Research output: Contribution to Journal/MagazineJournal articlepeer-review

<mark>Journal publication date</mark>11/2012
<mark>Journal</mark>Historical Research
Issue number230
Number of pages21
Pages (from-to)632-652
Publication StatusPublished
Early online date3/09/12
<mark>Original language</mark>English

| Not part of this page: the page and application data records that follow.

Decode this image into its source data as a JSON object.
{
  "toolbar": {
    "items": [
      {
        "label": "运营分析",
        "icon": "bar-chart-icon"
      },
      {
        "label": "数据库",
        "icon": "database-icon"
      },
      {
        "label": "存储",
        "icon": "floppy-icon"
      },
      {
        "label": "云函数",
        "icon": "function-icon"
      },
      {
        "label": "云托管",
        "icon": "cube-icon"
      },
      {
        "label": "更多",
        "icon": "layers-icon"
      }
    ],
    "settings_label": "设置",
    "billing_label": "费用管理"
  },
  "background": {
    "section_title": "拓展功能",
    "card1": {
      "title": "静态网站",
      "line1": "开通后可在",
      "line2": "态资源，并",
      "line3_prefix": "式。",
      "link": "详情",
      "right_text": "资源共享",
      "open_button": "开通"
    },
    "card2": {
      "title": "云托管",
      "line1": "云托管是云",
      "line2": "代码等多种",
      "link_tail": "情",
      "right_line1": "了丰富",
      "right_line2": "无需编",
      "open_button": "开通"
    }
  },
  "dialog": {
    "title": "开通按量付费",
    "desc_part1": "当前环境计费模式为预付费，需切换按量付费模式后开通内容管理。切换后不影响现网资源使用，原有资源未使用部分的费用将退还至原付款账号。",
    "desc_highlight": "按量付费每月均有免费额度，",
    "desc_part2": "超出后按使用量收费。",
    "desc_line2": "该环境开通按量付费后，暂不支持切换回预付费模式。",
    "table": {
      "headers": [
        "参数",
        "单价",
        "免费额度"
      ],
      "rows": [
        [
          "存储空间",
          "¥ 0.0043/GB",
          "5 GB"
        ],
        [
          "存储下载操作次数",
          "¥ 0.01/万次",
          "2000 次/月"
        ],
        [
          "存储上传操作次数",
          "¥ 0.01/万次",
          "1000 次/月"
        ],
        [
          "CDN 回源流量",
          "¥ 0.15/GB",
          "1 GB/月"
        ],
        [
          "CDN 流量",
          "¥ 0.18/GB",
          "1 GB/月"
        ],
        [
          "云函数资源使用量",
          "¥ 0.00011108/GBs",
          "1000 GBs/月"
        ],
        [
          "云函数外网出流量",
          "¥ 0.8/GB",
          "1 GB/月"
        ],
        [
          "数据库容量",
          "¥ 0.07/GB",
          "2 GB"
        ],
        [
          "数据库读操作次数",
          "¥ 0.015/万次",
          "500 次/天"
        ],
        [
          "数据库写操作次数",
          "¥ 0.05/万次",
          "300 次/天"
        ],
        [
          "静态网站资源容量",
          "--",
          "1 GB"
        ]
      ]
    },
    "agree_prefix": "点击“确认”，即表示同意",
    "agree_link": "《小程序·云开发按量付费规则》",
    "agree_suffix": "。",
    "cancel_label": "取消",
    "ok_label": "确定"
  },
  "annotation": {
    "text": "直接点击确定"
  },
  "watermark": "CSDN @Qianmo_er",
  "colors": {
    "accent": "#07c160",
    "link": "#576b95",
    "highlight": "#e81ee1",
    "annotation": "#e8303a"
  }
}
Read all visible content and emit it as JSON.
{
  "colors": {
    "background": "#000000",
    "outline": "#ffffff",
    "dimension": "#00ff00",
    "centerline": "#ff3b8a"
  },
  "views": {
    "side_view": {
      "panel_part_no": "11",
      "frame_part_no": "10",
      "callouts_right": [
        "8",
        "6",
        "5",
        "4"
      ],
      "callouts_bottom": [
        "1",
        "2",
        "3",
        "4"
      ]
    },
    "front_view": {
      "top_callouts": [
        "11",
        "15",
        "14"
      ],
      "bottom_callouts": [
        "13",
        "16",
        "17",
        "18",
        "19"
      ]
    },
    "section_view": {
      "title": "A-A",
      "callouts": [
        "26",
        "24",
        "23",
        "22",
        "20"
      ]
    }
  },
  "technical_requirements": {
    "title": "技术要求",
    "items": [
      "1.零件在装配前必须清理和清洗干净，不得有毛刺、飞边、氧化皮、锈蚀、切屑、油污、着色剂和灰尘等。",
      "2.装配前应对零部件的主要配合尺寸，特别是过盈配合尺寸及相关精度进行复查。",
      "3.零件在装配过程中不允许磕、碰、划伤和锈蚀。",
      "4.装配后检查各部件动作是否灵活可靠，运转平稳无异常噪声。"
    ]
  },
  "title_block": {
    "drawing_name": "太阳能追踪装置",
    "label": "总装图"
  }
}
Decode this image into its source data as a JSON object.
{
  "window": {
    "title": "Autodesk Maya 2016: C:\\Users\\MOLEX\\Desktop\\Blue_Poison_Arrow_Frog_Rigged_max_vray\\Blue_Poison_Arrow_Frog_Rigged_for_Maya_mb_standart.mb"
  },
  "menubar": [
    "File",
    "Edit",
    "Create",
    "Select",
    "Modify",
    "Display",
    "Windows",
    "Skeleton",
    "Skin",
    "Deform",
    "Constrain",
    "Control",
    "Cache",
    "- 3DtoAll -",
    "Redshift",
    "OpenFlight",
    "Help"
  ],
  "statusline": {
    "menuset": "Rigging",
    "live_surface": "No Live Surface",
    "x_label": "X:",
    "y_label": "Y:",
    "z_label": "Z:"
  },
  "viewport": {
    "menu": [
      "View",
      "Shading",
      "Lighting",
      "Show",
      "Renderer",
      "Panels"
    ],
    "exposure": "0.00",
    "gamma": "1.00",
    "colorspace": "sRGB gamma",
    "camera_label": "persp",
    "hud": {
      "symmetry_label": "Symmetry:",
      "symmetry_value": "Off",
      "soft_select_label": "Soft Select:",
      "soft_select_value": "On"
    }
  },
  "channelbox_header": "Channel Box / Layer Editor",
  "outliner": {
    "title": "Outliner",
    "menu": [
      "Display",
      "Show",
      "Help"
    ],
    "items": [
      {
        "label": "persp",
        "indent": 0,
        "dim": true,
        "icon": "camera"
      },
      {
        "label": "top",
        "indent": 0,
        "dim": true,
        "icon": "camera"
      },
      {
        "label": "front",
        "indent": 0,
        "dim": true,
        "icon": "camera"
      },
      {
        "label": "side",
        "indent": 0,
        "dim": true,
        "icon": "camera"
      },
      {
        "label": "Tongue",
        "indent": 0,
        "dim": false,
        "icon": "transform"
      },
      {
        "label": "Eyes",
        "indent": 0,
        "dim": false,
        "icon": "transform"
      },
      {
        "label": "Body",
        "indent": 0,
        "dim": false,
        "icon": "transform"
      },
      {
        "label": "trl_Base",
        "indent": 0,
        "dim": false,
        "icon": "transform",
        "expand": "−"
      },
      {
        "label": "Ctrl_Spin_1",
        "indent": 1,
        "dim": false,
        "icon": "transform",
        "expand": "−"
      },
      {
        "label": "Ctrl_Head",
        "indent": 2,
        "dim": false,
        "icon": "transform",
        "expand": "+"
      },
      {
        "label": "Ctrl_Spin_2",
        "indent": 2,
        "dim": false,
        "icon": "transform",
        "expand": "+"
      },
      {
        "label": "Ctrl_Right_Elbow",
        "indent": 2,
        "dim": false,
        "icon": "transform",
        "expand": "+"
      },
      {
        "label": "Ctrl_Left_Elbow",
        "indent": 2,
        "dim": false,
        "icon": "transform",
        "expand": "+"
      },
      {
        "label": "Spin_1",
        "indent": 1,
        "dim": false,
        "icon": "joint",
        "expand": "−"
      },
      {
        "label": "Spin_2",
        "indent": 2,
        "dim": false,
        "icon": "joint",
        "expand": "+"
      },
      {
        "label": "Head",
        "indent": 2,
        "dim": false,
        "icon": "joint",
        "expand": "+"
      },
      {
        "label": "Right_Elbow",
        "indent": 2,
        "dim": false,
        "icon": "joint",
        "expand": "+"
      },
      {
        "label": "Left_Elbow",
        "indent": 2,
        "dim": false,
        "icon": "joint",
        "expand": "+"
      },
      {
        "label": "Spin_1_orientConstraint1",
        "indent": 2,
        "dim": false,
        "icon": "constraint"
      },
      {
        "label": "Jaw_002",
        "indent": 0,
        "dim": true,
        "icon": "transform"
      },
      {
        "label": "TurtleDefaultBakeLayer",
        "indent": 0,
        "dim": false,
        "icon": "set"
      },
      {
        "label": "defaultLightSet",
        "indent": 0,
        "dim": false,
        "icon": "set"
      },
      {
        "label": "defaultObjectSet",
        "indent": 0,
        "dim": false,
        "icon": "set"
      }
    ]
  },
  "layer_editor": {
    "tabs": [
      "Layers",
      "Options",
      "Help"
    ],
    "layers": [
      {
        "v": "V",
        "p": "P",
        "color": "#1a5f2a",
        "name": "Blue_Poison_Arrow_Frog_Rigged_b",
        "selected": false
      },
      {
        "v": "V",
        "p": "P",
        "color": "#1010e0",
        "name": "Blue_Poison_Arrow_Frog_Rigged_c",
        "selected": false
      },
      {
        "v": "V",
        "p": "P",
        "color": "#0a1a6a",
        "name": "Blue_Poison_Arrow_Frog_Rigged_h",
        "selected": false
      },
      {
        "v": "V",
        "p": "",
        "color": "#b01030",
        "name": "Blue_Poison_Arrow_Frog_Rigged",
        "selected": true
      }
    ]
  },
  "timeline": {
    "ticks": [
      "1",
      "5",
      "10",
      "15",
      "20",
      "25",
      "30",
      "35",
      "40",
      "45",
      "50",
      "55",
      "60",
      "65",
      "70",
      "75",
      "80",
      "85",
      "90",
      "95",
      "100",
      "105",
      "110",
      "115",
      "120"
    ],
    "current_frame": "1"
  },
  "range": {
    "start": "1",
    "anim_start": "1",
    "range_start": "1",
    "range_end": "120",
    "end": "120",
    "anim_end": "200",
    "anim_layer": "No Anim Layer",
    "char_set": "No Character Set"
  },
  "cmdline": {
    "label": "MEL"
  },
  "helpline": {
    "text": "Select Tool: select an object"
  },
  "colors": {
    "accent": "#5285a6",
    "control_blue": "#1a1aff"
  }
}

The market economy and the market for information developed in tandem in the nineteenth century but their relationship is imperfectly understood. This article explores the characteristics and role of early financial journalism through a case study of a major insurance company scandal in the eighteen-forties. Press reports both before and after the company’s collapse show that newspapers played a more active role in exposing and reporting fraud than has been argued. The case had important ramifications both for company law and for the future development of financial journalism, with willingness to expose fraud becoming central to financial journalists’ claims to legitimacy.